__WHAT YOU SHOULD DO__: Your copy should hold every record exactly and no images.
● ● ● ● ●
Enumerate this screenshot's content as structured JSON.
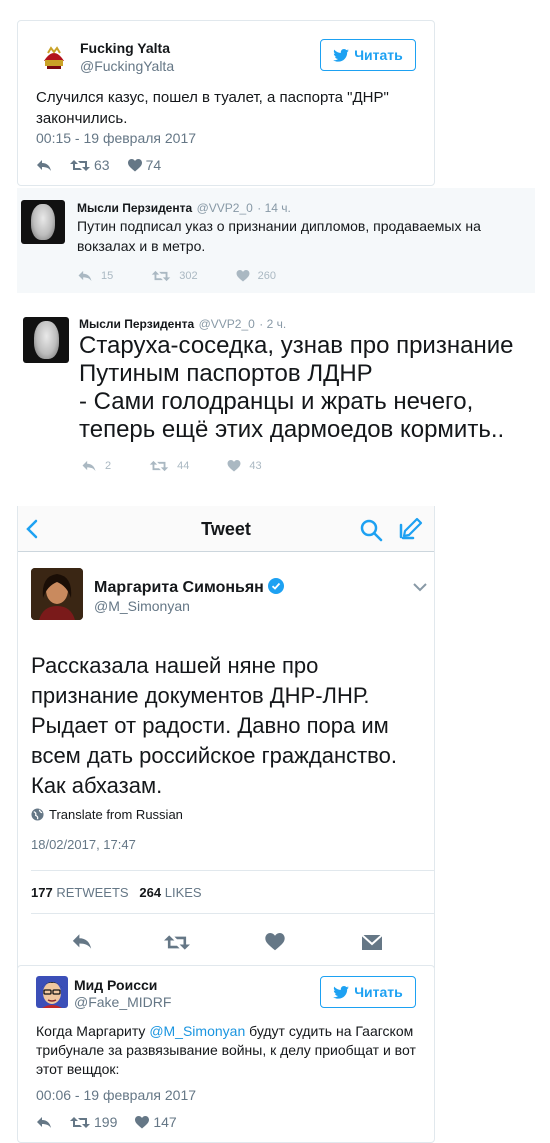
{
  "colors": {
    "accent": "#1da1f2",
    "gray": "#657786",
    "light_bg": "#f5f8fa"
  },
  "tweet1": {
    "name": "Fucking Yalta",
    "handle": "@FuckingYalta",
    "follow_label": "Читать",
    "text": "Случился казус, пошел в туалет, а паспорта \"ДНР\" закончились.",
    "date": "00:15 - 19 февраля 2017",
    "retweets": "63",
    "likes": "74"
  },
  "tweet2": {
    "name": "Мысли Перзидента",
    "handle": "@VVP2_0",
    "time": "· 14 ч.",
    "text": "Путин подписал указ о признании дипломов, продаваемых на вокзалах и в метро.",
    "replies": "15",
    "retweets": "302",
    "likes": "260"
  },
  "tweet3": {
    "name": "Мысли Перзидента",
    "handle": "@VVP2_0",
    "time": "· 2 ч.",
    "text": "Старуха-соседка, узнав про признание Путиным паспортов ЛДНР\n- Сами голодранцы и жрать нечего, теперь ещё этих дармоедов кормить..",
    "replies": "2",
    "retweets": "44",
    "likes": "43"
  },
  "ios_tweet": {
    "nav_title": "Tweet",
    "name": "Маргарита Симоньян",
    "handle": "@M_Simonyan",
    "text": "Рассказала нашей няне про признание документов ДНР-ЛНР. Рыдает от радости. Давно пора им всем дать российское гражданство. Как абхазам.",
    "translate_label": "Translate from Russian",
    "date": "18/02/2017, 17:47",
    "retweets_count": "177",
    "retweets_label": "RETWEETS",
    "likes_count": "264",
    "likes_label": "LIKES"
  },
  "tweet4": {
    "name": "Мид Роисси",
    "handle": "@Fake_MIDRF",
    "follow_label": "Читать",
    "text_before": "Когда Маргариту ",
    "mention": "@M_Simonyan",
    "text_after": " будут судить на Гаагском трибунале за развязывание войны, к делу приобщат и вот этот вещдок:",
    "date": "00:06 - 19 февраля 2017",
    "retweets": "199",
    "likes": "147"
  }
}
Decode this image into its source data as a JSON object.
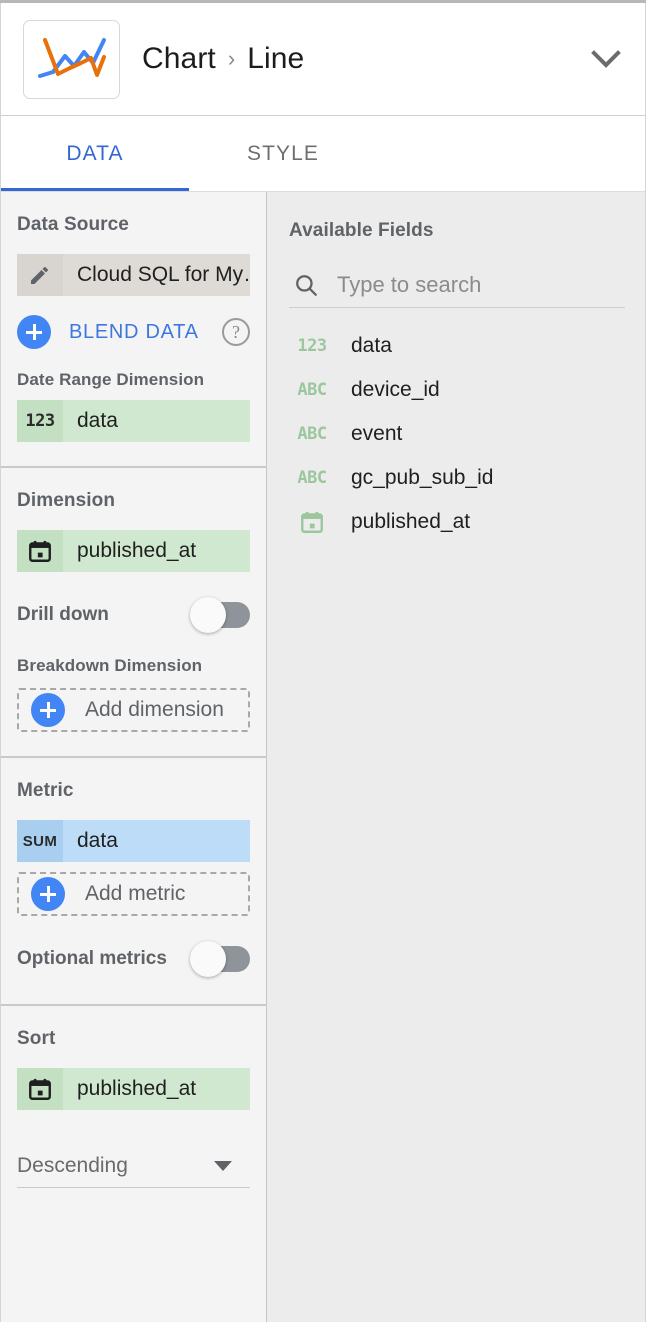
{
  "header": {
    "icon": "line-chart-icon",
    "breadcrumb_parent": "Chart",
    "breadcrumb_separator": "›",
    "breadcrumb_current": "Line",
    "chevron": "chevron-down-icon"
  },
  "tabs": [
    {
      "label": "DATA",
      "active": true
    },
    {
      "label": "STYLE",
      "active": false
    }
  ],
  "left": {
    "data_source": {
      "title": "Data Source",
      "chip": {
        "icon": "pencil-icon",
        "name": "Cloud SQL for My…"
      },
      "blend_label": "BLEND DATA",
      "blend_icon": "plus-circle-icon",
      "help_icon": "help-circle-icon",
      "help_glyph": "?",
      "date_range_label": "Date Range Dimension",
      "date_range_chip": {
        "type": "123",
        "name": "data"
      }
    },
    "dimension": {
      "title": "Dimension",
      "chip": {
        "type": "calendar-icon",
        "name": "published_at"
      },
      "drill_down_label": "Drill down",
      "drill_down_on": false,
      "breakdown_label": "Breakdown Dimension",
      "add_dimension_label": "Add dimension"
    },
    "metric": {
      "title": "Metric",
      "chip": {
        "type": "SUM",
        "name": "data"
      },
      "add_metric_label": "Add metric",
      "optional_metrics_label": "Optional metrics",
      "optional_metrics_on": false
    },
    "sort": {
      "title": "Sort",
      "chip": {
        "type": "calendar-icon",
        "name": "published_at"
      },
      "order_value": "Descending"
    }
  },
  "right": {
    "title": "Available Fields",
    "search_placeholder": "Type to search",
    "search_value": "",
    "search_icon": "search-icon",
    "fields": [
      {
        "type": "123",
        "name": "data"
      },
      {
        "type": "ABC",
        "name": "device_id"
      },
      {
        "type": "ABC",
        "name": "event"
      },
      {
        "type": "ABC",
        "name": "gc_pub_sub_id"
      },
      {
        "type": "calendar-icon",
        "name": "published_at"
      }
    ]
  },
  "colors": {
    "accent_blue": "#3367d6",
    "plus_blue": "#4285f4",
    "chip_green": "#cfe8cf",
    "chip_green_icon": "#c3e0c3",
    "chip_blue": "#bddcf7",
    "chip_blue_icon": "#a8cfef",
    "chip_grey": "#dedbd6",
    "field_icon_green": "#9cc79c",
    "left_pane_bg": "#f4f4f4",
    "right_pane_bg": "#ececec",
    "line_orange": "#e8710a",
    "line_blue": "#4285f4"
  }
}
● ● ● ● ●
__EXERCISE RESPONSE__:
Enumerate this screenshot's content as structured JSON.
{
  "colors": {
    "accent": "#1da1f2",
    "gray": "#657786",
    "light_bg": "#f5f8fa"
  },
  "tweet1": {
    "name": "Fucking Yalta",
    "handle": "@FuckingYalta",
    "follow_label": "Читать",
    "text": "Случился казус, пошел в туалет, а паспорта \"ДНР\" закончились.",
    "date": "00:15 - 19 февраля 2017",
    "retweets": "63",
    "likes": "74"
  },
  "tweet2": {
    "name": "Мысли Перзидента",
    "handle": "@VVP2_0",
    "time": "· 14 ч.",
    "text": "Путин подписал указ о признании дипломов, продаваемых на вокзалах и в метро.",
    "replies": "15",
    "retweets": "302",
    "likes": "260"
  },
  "tweet3": {
    "name": "Мысли Перзидента",
    "handle": "@VVP2_0",
    "time": "· 2 ч.",
    "text": "Старуха-соседка, узнав про признание Путиным паспортов ЛДНР\n- Сами голодранцы и жрать нечего, теперь ещё этих дармоедов кормить..",
    "replies": "2",
    "retweets": "44",
    "likes": "43"
  },
  "ios_tweet": {
    "nav_title": "Tweet",
    "name": "Маргарита Симоньян",
    "handle": "@M_Simonyan",
    "text": "Рассказала нашей няне про признание документов ДНР-ЛНР. Рыдает от радости. Давно пора им всем дать российское гражданство. Как абхазам.",
    "translate_label": "Translate from Russian",
    "date": "18/02/2017, 17:47",
    "retweets_count": "177",
    "retweets_label": "RETWEETS",
    "likes_count": "264",
    "likes_label": "LIKES"
  },
  "tweet4": {
    "name": "Мид Роисси",
    "handle": "@Fake_MIDRF",
    "follow_label": "Читать",
    "text_before": "Когда Маргариту ",
    "mention": "@M_Simonyan",
    "text_after": " будут судить на Гаагском трибунале за развязывание войны, к делу приобщат и вот этот вещдок:",
    "date": "00:06 - 19 февраля 2017",
    "retweets": "199",
    "likes": "147"
  }
}
Decode this image into its source data as a JSON object.
{
  "header": {
    "icon": "line-chart-icon",
    "breadcrumb_parent": "Chart",
    "breadcrumb_separator": "›",
    "breadcrumb_current": "Line",
    "chevron": "chevron-down-icon"
  },
  "tabs": [
    {
      "label": "DATA",
      "active": true
    },
    {
      "label": "STYLE",
      "active": false
    }
  ],
  "left": {
    "data_source": {
      "title": "Data Source",
      "chip": {
        "icon": "pencil-icon",
        "name": "Cloud SQL for My…"
      },
      "blend_label": "BLEND DATA",
      "blend_icon": "plus-circle-icon",
      "help_icon": "help-circle-icon",
      "help_glyph": "?",
      "date_range_label": "Date Range Dimension",
      "date_range_chip": {
        "type": "123",
        "name": "data"
      }
    },
    "dimension": {
      "title": "Dimension",
      "chip": {
        "type": "calendar-icon",
        "name": "published_at"
      },
      "drill_down_label": "Drill down",
      "drill_down_on": false,
      "breakdown_label": "Breakdown Dimension",
      "add_dimension_label": "Add dimension"
    },
    "metric": {
      "title": "Metric",
      "chip": {
        "type": "SUM",
        "name": "data"
      },
      "add_metric_label": "Add metric",
      "optional_metrics_label": "Optional metrics",
      "optional_metrics_on": false
    },
    "sort": {
      "title": "Sort",
      "chip": {
        "type": "calendar-icon",
        "name": "published_at"
      },
      "order_value": "Descending"
    }
  },
  "right": {
    "title": "Available Fields",
    "search_placeholder": "Type to search",
    "search_value": "",
    "search_icon": "search-icon",
    "fields": [
      {
        "type": "123",
        "name": "data"
      },
      {
        "type": "ABC",
        "name": "device_id"
      },
      {
        "type": "ABC",
        "name": "event"
      },
      {
        "type": "ABC",
        "name": "gc_pub_sub_id"
      },
      {
        "type": "calendar-icon",
        "name": "published_at"
      }
    ]
  },
  "colors": {
    "accent_blue": "#3367d6",
    "plus_blue": "#4285f4",
    "chip_green": "#cfe8cf",
    "chip_green_icon": "#c3e0c3",
    "chip_blue": "#bddcf7",
    "chip_blue_icon": "#a8cfef",
    "chip_grey": "#dedbd6",
    "field_icon_green": "#9cc79c",
    "left_pane_bg": "#f4f4f4",
    "right_pane_bg": "#ececec",
    "line_orange": "#e8710a",
    "line_blue": "#4285f4"
  }
}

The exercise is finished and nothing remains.